Class of 2023 encouraged to ‘build a better world’
Crystal Hernandez ’23, a sociology; gender, sexuality and intersectionality studies; and Hispanic studies triple major from Houston, Texas, has been awarded the 2023 Anna Lord Strauss Medal.
The award is given annually at Commencement to a graduating senior who has done outstanding work in public or community service, including service to the College. It is presented in honor of Anna Lord Strauss, a remarkable woman who was national president of the League of Women Voters, held five presidential appointments to national and international committees and missions, and served Connecticut College as a trustee for the extraordinary term of 32 years.
A consummate leader, scholar and changemaker, Hernandez has an extensive history of volunteer and advocacy work addressing issues ranging from women’s equity and empowerment to immigration reform at the campus, local and national levels.
In her home city of Houston, Hernandez advocated for bipartisan immigration reform while conducting research and outreach on the legal and electoral frameworks needed to achieve changes to immigration policy. In an effort to include more Spanish-speaking and immigrant communities in U.S. political systems, she interned with the U.S. Census Bureau’s Research and Methodology Directorate and used her skills in Spanish and qualitative research to improve census questionnaires for Spanish speakers. As an intern for Houston’s SUSTAIN Wellbeing COMPASS Coordinating Center, Hernandez conducted research and developed educational materials around HIV/AIDS prevention and awareness in the state. She served as an EMERGE fellow at Houston Community College, where she helped first-generation college students transition from secondary to higher education and provided mentorship and guidance to new students. She also supported Spanish language justice and inclusion within Houston Independent Schools.
Hernandez brought that same commitment to equity and social justice to the New London and Connecticut College communities. As a part of the Akomawt Education Initiative, a grassroots indigenous rights organization, Hernandez fought to ban Native American mascots in Connecticut high schools. Additionally, she participated in the local BOLD Network, designing intersectional feminist curricula for young women’s empowerment and media literacy and collaborating with the organization on its strategic plan and long-term sustainability.
At Conn, Hernandez has continued to pioneer campus advocacy work around issues of identity, social justice and college transitions.

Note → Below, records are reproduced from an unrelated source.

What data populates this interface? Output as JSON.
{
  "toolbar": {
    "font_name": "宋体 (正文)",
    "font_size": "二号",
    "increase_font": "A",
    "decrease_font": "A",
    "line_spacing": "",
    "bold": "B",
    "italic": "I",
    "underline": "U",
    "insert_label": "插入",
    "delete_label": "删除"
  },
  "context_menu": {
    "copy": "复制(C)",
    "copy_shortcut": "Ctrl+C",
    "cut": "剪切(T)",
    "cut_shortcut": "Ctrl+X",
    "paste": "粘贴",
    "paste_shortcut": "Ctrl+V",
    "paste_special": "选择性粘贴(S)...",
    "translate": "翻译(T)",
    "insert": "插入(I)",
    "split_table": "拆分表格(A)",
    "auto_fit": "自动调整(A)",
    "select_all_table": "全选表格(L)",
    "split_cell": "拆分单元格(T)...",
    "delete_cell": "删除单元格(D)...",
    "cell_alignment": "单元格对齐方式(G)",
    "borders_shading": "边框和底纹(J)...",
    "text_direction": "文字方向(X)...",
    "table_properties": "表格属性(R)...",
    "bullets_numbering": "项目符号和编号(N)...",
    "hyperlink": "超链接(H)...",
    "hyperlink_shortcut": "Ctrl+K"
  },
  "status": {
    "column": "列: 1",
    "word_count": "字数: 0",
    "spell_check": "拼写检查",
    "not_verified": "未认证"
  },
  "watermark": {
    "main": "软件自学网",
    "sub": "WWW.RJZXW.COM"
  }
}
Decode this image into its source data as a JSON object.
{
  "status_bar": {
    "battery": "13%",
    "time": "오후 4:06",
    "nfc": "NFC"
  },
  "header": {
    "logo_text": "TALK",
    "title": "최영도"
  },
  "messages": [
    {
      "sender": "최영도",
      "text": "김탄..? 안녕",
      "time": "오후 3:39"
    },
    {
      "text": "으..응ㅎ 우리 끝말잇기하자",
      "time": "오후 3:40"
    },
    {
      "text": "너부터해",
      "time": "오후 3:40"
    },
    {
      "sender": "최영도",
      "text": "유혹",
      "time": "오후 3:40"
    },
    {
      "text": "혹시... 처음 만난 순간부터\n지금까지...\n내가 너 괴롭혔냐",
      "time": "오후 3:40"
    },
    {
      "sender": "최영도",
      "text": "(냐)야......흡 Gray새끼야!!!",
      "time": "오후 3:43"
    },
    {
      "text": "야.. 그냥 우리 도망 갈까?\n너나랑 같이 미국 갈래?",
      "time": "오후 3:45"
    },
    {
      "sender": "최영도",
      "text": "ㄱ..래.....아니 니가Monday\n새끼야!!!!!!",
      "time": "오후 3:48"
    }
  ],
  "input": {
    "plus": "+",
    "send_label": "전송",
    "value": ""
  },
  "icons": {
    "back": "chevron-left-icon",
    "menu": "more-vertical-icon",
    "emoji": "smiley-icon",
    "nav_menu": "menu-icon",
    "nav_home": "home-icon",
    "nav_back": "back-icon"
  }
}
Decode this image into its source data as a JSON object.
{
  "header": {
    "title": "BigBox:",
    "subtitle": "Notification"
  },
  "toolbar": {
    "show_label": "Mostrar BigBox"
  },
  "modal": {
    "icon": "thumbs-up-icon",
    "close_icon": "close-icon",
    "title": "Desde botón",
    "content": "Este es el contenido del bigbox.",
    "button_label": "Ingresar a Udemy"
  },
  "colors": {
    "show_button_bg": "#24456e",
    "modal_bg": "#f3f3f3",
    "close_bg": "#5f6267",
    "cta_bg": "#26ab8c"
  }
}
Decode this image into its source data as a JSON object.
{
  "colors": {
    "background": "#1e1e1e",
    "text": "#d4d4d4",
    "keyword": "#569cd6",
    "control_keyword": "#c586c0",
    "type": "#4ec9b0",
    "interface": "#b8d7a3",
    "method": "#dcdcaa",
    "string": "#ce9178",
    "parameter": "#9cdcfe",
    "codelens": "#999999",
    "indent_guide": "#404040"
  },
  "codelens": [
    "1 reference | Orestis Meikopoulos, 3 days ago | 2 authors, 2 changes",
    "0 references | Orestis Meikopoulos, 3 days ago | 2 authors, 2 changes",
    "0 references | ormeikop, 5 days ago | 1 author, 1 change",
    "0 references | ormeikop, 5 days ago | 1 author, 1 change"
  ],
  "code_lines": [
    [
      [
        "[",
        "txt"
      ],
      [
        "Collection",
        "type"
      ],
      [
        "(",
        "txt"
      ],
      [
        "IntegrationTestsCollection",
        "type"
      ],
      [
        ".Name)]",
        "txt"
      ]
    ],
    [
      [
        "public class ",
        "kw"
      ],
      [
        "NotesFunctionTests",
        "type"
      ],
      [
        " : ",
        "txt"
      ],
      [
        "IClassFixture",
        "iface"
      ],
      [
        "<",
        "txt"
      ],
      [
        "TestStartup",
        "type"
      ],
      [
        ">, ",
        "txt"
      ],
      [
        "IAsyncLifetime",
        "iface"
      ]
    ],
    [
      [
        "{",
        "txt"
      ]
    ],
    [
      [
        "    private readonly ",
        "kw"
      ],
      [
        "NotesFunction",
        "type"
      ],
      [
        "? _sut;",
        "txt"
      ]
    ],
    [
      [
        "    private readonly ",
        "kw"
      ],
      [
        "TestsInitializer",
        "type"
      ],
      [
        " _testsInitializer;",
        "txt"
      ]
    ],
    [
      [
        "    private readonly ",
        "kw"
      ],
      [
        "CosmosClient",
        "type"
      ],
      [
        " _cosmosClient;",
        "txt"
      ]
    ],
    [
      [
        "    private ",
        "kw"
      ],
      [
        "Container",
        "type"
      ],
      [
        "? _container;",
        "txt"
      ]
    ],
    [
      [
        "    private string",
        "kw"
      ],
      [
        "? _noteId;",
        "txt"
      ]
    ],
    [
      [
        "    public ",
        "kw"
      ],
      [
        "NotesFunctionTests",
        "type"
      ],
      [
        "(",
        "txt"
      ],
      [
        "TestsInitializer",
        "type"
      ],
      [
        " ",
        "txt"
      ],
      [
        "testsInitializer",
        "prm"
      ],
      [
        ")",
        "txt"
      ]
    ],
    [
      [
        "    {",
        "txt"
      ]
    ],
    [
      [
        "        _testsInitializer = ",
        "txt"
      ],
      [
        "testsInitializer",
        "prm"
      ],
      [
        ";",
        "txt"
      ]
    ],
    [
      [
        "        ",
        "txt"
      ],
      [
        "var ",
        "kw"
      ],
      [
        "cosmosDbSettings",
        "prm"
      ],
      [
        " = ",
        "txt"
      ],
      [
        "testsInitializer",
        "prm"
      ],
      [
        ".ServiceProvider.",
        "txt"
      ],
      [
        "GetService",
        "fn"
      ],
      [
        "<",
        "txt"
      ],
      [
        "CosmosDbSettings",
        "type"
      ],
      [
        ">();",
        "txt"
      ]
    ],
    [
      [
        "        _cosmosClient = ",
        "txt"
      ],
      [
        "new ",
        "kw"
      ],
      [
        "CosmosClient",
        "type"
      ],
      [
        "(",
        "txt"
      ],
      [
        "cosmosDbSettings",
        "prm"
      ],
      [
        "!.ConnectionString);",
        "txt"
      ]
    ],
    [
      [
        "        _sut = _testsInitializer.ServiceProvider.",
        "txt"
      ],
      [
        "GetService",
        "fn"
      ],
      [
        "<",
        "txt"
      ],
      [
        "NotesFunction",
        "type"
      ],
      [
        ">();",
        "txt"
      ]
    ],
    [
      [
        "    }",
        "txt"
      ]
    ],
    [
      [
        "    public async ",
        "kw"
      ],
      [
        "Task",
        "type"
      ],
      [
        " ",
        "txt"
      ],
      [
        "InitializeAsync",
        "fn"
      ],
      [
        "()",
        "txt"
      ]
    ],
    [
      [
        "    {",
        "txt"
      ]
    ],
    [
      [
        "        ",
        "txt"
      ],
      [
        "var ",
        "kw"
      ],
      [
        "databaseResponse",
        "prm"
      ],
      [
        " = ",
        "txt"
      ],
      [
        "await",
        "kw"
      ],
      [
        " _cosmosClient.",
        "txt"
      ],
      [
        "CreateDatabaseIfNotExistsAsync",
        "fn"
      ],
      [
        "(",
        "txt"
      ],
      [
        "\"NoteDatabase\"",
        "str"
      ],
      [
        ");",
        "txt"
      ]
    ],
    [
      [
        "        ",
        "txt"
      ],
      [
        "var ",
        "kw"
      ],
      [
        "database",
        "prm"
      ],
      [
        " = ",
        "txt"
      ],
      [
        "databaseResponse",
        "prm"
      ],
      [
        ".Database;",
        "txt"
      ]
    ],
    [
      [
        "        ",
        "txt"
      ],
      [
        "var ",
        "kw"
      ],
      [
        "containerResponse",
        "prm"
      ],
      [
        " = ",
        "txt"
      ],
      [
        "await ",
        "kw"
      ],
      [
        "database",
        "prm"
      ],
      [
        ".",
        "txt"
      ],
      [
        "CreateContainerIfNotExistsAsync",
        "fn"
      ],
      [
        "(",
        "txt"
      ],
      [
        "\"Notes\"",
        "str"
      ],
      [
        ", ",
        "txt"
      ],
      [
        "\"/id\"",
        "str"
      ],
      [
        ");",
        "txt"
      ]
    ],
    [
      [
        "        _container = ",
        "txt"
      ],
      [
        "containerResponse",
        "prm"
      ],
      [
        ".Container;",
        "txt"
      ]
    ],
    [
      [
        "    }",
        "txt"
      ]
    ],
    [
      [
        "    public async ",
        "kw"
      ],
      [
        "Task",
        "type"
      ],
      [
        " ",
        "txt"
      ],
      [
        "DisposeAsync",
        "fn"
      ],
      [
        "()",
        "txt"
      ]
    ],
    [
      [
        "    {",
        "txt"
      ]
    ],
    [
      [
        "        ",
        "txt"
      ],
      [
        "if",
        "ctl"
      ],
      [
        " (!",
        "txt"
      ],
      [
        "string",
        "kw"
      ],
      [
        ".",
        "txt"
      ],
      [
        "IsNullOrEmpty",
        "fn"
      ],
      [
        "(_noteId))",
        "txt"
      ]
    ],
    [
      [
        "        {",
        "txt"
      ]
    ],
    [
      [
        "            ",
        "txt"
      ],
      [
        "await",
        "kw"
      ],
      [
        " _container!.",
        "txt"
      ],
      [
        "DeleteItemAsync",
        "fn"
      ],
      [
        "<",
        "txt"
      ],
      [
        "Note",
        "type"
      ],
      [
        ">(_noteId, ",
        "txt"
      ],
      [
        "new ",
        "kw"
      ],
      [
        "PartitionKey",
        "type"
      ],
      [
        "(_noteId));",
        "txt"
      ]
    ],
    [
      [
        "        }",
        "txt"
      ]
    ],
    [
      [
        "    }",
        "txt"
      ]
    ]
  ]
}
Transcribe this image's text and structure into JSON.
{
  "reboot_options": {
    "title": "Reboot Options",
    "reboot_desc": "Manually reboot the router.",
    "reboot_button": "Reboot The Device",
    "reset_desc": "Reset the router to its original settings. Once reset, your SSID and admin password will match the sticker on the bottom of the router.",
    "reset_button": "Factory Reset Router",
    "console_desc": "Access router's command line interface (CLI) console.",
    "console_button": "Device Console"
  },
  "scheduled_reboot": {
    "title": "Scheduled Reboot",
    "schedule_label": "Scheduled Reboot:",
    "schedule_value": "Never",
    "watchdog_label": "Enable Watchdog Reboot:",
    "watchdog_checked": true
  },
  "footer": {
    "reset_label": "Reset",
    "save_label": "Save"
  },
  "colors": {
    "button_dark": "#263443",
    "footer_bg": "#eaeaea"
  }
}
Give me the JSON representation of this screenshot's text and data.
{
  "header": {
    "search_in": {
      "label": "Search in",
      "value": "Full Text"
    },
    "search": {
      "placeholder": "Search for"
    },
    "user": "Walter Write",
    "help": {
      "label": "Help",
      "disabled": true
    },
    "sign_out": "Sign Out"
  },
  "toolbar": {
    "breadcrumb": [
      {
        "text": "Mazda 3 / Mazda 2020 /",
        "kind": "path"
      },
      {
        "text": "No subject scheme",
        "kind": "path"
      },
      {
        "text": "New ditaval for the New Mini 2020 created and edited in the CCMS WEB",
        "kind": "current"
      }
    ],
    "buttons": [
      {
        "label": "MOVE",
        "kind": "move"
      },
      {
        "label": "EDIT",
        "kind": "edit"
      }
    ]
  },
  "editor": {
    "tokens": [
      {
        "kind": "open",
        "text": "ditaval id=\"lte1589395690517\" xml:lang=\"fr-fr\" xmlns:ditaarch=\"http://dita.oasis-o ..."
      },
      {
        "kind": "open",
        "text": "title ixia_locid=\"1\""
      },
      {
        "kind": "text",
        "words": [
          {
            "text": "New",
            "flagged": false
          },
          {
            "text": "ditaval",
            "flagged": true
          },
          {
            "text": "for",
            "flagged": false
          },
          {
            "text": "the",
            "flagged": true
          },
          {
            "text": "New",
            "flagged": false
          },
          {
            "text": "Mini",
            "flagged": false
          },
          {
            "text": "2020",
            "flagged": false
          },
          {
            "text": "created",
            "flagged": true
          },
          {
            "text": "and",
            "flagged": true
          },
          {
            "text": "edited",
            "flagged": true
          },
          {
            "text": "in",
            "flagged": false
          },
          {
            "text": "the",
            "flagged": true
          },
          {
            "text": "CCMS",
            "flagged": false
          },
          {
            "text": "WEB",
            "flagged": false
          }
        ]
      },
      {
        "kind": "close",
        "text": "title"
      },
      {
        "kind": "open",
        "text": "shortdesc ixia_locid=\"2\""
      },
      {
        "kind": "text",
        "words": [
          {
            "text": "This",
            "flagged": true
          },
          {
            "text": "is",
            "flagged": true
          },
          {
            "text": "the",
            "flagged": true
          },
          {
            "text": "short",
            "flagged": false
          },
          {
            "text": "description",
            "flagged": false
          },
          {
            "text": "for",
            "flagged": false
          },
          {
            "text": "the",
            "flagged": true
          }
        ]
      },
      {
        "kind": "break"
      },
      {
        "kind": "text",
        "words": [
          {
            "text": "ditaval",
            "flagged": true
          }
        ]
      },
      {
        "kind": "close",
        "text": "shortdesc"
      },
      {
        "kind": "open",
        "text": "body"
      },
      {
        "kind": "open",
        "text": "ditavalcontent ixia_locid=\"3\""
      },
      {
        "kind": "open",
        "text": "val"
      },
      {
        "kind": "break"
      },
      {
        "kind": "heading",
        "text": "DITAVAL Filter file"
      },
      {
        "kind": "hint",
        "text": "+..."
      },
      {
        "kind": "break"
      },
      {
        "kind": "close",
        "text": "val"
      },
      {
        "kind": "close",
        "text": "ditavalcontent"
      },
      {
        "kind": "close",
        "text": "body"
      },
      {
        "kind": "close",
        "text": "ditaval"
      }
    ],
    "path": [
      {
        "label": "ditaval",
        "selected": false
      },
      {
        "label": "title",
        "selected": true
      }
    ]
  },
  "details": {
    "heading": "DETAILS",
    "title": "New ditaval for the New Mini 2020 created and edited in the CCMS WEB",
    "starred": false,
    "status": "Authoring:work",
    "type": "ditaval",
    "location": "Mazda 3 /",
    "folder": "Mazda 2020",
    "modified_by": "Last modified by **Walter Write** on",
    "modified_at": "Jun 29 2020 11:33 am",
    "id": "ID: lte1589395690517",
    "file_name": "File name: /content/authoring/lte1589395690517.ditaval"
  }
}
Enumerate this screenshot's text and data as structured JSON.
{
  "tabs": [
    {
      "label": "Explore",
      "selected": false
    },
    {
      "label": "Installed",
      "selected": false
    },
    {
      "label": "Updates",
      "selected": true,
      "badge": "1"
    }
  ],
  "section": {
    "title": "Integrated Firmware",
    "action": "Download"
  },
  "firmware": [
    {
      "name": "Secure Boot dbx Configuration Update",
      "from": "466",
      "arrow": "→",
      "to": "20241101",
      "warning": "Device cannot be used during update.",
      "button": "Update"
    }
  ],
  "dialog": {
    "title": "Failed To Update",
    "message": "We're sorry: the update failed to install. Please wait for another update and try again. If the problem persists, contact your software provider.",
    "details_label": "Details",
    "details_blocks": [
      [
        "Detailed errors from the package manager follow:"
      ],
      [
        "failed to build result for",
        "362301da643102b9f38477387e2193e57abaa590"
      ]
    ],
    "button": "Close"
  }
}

She helped to found the Genesis Mentoring Program for New London High School students interested in college preparation, post-high school success, and personal exploration and development. She also served as a program coordinator and signature programming fellow for the Genesis Race and Ethnicity Programs, developing programming for first-generation and BIPOC students.
Hernandez has played many key roles within the College’s Division for Institutional Equity and Inclusion. She facilitated discussions for the Gund Dialogue Project, which promotes intergroup dialogue based on critical theory and experiential learning to increase intercultural awareness and appreciation throughout the college. She also interned for two years at the Center for the Critical Study of Race and Ethnicity (CCSRE), where she developed strategies to increase the presence of CCSRE on campus and developed and facilitated CCSRE programming in partnership with student organizations and academic departments. She has also volunteered for the Office of Sexual Violence Prevention and Advocacy as a SafetyNet peer educator and is a member of Movimiento Estudiantil Chicano de Aztlán, an organization promoting Chicano unity through political action, culture and history; of Las Voces Unidas; and the Women of Color Collective.
In her coursework, Hernandez has achieved Dean’s Highest Honors and researched historic discrimination against flight attendants in the United States, fertility care for women of color and LGBTQIA+ issues on college campuses. She has presented her work to the New York Health Department, the Sylvia Rivera Law Project and the Trevor Project. In 2022, Hernandez received the prestigious Benjamin A. Gilman International Scholarship in support of her studies abroad in Ciudad Real, Spain. During Commencement weekend, she was inducted into Phi Beta Kappa, Delta of Connecticut Chapter.